Work instruction = Could you state how many lines of the material hold "java"? Include nothing beyond the number.

==== Data excerpts

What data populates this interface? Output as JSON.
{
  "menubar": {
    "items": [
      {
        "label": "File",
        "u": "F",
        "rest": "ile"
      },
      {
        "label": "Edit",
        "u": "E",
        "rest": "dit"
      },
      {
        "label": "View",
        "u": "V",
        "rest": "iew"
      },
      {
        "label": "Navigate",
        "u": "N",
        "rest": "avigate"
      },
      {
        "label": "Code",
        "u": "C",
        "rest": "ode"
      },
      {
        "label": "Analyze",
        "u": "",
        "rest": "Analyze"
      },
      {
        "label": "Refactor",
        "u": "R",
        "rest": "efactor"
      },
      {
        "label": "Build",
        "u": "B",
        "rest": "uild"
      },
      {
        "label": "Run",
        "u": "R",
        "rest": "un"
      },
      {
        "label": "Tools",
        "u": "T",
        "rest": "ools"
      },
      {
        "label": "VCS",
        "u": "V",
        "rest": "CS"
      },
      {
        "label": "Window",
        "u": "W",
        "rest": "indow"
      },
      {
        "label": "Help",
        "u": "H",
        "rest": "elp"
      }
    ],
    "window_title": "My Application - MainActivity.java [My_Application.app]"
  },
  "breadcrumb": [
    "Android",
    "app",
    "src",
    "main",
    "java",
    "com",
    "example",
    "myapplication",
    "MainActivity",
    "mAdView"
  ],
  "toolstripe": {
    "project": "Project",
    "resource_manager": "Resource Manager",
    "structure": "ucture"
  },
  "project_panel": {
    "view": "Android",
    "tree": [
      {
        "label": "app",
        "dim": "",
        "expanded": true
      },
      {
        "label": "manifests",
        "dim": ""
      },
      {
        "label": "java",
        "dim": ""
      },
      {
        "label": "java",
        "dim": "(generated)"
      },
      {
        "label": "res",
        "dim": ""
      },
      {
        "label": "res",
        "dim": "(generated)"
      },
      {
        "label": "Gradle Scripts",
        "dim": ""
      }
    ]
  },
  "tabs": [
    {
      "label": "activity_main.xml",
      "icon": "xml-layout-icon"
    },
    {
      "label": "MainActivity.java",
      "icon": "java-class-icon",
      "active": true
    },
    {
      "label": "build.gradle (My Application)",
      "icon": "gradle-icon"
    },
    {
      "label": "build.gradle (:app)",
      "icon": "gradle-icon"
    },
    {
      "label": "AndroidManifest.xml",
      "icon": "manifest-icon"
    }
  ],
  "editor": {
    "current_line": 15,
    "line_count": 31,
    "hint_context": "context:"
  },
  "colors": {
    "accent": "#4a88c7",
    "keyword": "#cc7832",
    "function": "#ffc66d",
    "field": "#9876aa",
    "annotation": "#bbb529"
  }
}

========

Exercise result = 6